Cleveland has been called the nation’s foreclosure epicenter, the city has lost more than half of its population since 1950 and at one point its Slavic Village neighborhood was at the top of RealtyTrac’s foreclosure filings list. For a city already struggling to combat the community impacts of the foreclosure crisis, banks’ bad behavior is exacerbating the effects of vacancy and abandonment on residents: decreased property values, increased crime rates, and growing frustration among those fighting piecemeal to hold lenders accountable for blight.
If Judge Pianka’s injunction is upheld, it will be the first legal decision that will hold a lending institution accountable for its entire inventory of vacant properties, a victory that housing advocates believe will set an important national precedent.

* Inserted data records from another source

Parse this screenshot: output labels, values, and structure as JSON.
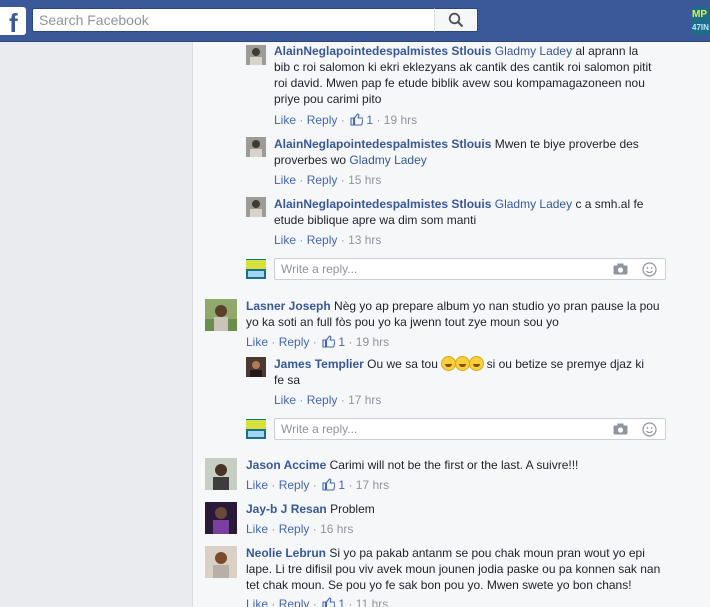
{
  "topbar": {
    "search_placeholder": "Search Facebook",
    "logo": "f",
    "avatar_text_1": "MP",
    "avatar_text_2": "47IN"
  },
  "comments": [
    {
      "author": "AlainNeglapointedespalmistes Stlouis",
      "tag": "Gladmy Ladey",
      "text_lines": [
        "al aprann la",
        "bib c roi salomon ki ekri eklezyans ak cantik des cantik roi salomon pitit",
        "roi david. Mwen pap fe etude biblik avew sou kompamagazoneen nou",
        "priye pou carimi pito"
      ],
      "like": "Like",
      "reply": "Reply",
      "likes": "1",
      "time": "19 hrs"
    },
    {
      "author": "AlainNeglapointedespalmistes Stlouis",
      "text_1": "Mwen te biye proverbe des",
      "text_2": "proverbes wo",
      "tag": "Gladmy Ladey",
      "like": "Like",
      "reply": "Reply",
      "time": "15 hrs"
    },
    {
      "author": "AlainNeglapointedespalmistes Stlouis",
      "tag": "Gladmy Ladey",
      "text_1": "c a smh.al fe",
      "text_2": "etude biblique apre wa dim som manti",
      "like": "Like",
      "reply": "Reply",
      "time": "13 hrs"
    },
    {
      "author": "Lasner Joseph",
      "text_1": "Nèg yo ap prepare album yo nan studio yo pran pause la pou",
      "text_2": "yo ka soti an full fòs pou yo ka jwenn tout zye moun sou yo",
      "like": "Like",
      "reply": "Reply",
      "likes": "1",
      "time": "19 hrs"
    },
    {
      "author": "James Templier",
      "text_1": "Ou we sa tou",
      "text_2": "si ou betize se premye djaz ki",
      "text_3": "fe sa",
      "like": "Like",
      "reply": "Reply",
      "time": "17 hrs"
    },
    {
      "author": "Jason Accime",
      "text": "Carimi will not be the first or the last. A suivre!!!",
      "like": "Like",
      "reply": "Reply",
      "likes": "1",
      "time": "17 hrs"
    },
    {
      "author": "Jay-b J Resan",
      "text": "Problem",
      "like": "Like",
      "reply": "Reply",
      "time": "16 hrs"
    },
    {
      "author": "Neolie Lebrun",
      "text_lines": [
        "Si yo pa pakab antanm se pou chak moun pran wout yo epi",
        "lape. Li tre difisil pou viv avek moun jounen jodia paske ou pa konnen sak nan",
        "tet chak moun. Se pou yo fe sak bon pou yo. Mwen swete yo bon chans!"
      ],
      "like": "Like",
      "reply": "Reply",
      "likes": "1",
      "time": "11 hrs"
    }
  ],
  "reply_boxes": [
    {
      "placeholder": "Write a reply..."
    },
    {
      "placeholder": "Write a reply..."
    }
  ],
  "separator": "·"
}
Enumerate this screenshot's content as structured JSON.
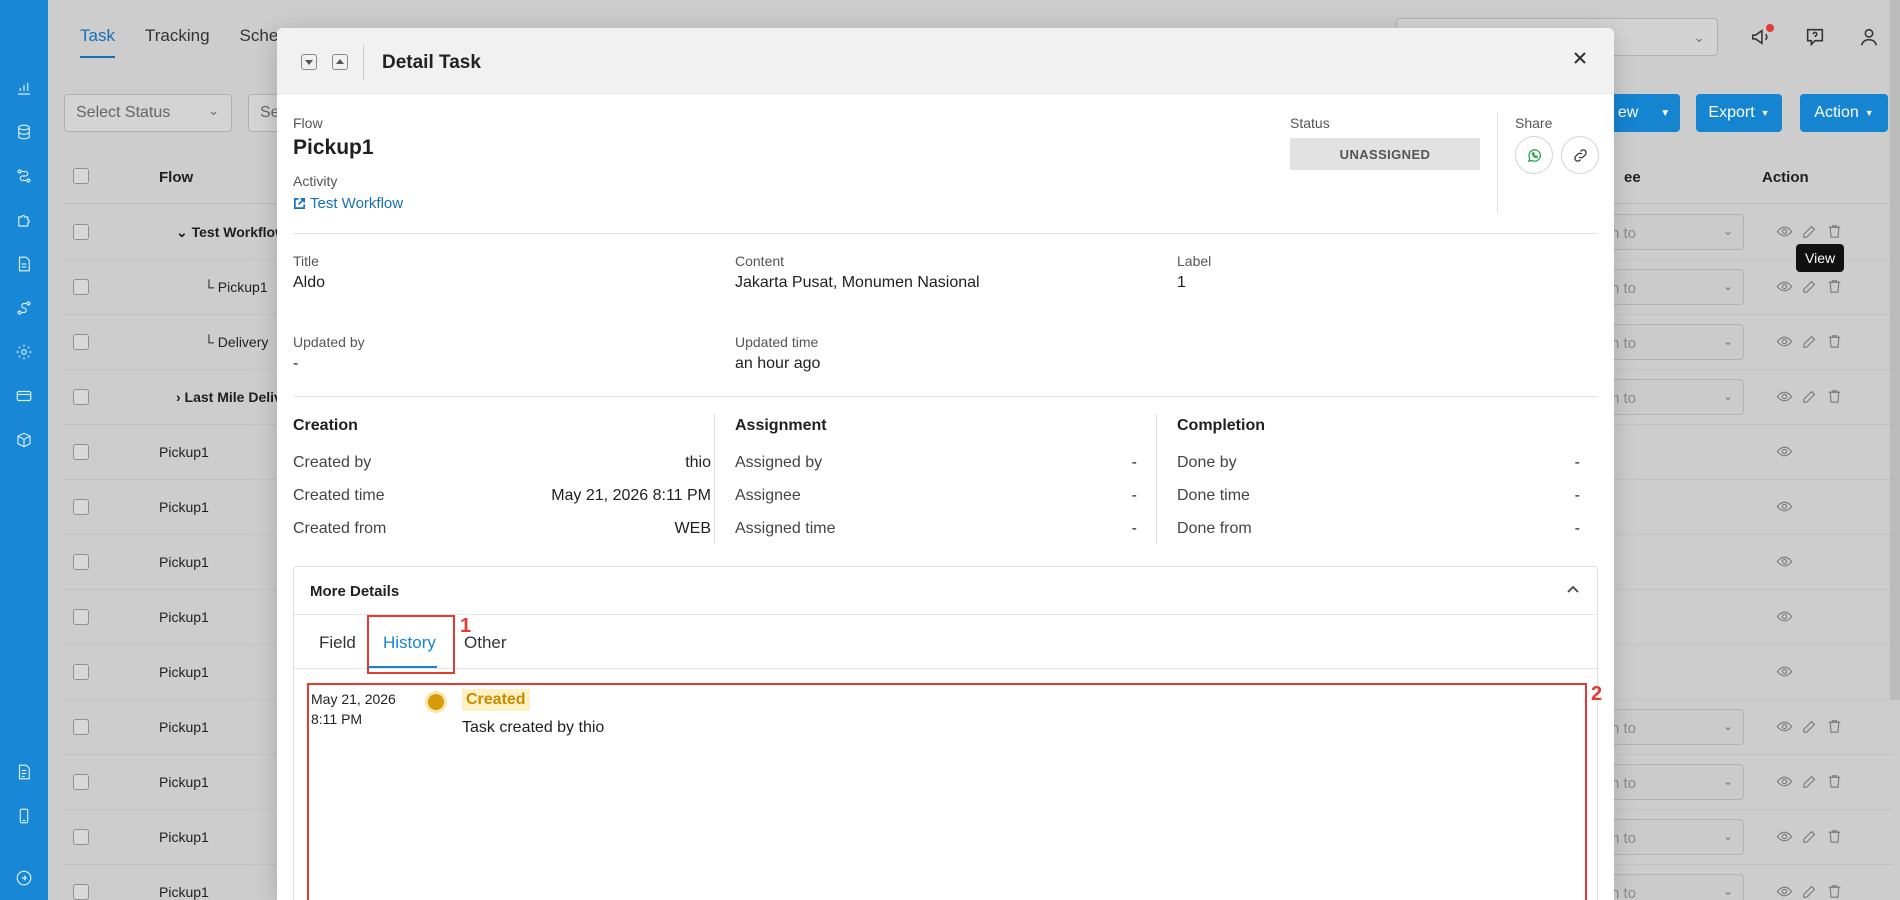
{
  "background": {
    "nav_tabs": [
      "Task",
      "Tracking",
      "Sche"
    ],
    "filters": {
      "status_placeholder": "Select Status",
      "second_placeholder": "Se"
    },
    "buttons": {
      "new": "ew",
      "export": "Export",
      "action": "Action"
    },
    "table": {
      "headers": {
        "flow": "Flow",
        "assignee": "ee",
        "action": "Action"
      },
      "rows": [
        {
          "flow": "Test Workflow",
          "assign": "n to"
        },
        {
          "flow": "Pickup1",
          "assign": "n to"
        },
        {
          "flow": "Delivery",
          "assign": "n to"
        },
        {
          "flow": "Last Mile Deliv",
          "assign": "n to"
        },
        {
          "flow": "Pickup1",
          "assign": ""
        },
        {
          "flow": "Pickup1",
          "assign": ""
        },
        {
          "flow": "Pickup1",
          "assign": ""
        },
        {
          "flow": "Pickup1",
          "assign": ""
        },
        {
          "flow": "Pickup1",
          "assign": ""
        },
        {
          "flow": "Pickup1",
          "assign": "n to"
        },
        {
          "flow": "Pickup1",
          "assign": "n to"
        },
        {
          "flow": "Pickup1",
          "assign": "n to"
        },
        {
          "flow": "Pickup1",
          "assign": "n to"
        }
      ]
    },
    "tooltip": "View"
  },
  "modal": {
    "title": "Detail Task",
    "flow_label": "Flow",
    "flow_value": "Pickup1",
    "activity_label": "Activity",
    "activity_link": "Test Workflow",
    "status_label": "Status",
    "status_value": "UNASSIGNED",
    "share_label": "Share",
    "title_label": "Title",
    "title_value": "Aldo",
    "content_label": "Content",
    "content_value": "Jakarta Pusat, Monumen Nasional",
    "label_label": "Label",
    "label_value": "1",
    "updated_by_label": "Updated by",
    "updated_by_value": "-",
    "updated_time_label": "Updated time",
    "updated_time_value": "an hour ago",
    "creation": {
      "title": "Creation",
      "rows": [
        {
          "k": "Created by",
          "v": "thio"
        },
        {
          "k": "Created time",
          "v": "May 21, 2026 8:11 PM"
        },
        {
          "k": "Created from",
          "v": "WEB"
        }
      ]
    },
    "assignment": {
      "title": "Assignment",
      "rows": [
        {
          "k": "Assigned by",
          "v": "-"
        },
        {
          "k": "Assignee",
          "v": "-"
        },
        {
          "k": "Assigned time",
          "v": "-"
        }
      ]
    },
    "completion": {
      "title": "Completion",
      "rows": [
        {
          "k": "Done by",
          "v": "-"
        },
        {
          "k": "Done time",
          "v": "-"
        },
        {
          "k": "Done from",
          "v": "-"
        }
      ]
    },
    "more_details": {
      "title": "More Details",
      "tabs": [
        "Field",
        "History",
        "Other"
      ],
      "history": {
        "date": "May 21, 2026",
        "time": "8:11 PM",
        "event": "Created",
        "description": "Task created by thio"
      }
    },
    "annotations": [
      "1",
      "2"
    ]
  },
  "colors": {
    "sidebar": "#1787d6",
    "accent": "#1585d2",
    "highlight": "#e53935",
    "history_dot": "#d69a0d"
  }
}
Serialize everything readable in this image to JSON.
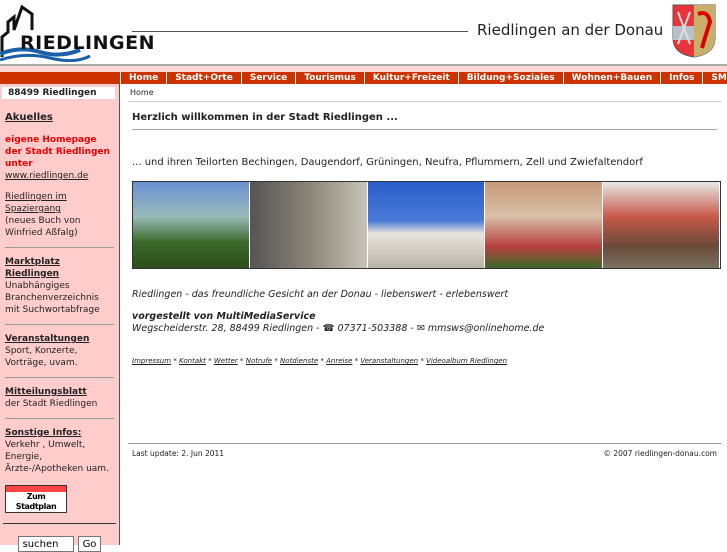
{
  "header": {
    "logo_text": "RIEDLINGEN",
    "title": "Riedlingen an der Donau",
    "crest": "coat-of-arms"
  },
  "nav": [
    "Home",
    "Stadt+Orte",
    "Service",
    "Tourismus",
    "Kultur+Freizeit",
    "Bildung+Soziales",
    "Wohnen+Bauen",
    "Infos",
    "SM"
  ],
  "sidebar": {
    "zip": "88499 Riedlingen",
    "aktuelles": "Akuelles",
    "homepage_note": "eigene Homepage der Stadt Riedlingen unter",
    "homepage_link": "www.riedlingen.de",
    "spaziergang_link": "Riedlingen im Spaziergang",
    "spaziergang_note": "(neues Buch von Winfried Aßfalg)",
    "marktplatz": "Marktplatz Riedlingen",
    "marktplatz_desc": "Unabhängiges Branchenverzeichnis mit Suchwortabfrage",
    "veranstaltungen": "Veranstaltungen",
    "veranstaltungen_desc": "Sport, Konzerte, Vorträge, uvam.",
    "mitteilungsblatt": "Mitteilungsblatt",
    "mitteilungsblatt_desc": "der Stadt Riedlingen",
    "sonstige": "Sonstige Infos:",
    "sonstige_desc": "Verkehr , Umwelt, Energie, Ärzte-/Apotheken uam.",
    "stadtplan": "Zum Stadtplan",
    "search_value": "suchen",
    "go": "Go"
  },
  "main": {
    "breadcrumb": "Home",
    "welcome": "Herzlich willkommen in der Stadt Riedlingen ...",
    "teilorte": "... und ihren Teilorten Bechingen, Daugendorf, Grüningen, Neufra, Pflummern, Zell und Zwiefaltendorf",
    "slogan": "Riedlingen - das freundliche Gesicht an der Donau - liebenswert - erlebenswert",
    "presented_by": "vorgestellt von MultiMediaService",
    "address": "Wegscheiderstr. 28, 88499 Riedlingen - ☎ 07371-503388 - ✉ ",
    "email": "mmsws@onlinehome.de",
    "links": [
      "Impressum",
      "Kontakt",
      "Wetter",
      "Notrufe",
      "Notdienste",
      "Anreise",
      "Veranstaltungen",
      "Videoalbum Riedlingen"
    ]
  },
  "footer": {
    "updated": "Last update: 2. Jun 2011",
    "copyright": "© 2007 riedlingen-donau.com"
  }
}
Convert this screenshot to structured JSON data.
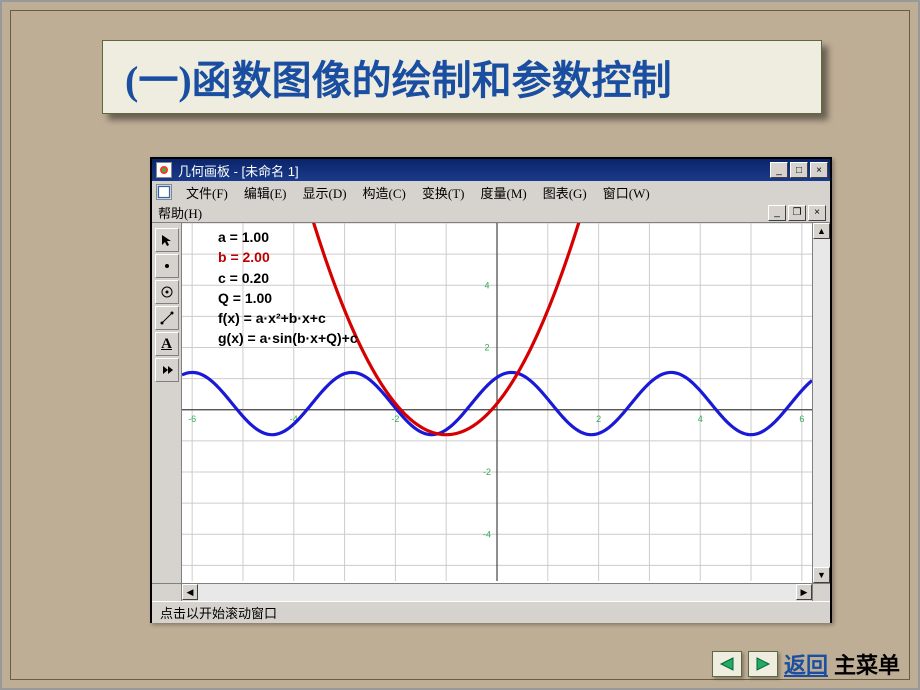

But the fight isn’t over. Dubbed a “David and Goliath” battle by Neighborhood Progress, Inc.’s Frank Ford, the effort to take Wells Fargo to task is expected to be a prolonged and difficult one, and while the Court of Appeals reviews the case, a process that could take six months or more, Wells Fargo will be allowed to continue selling properties under Judge Pianka’s more lenient interim ruling.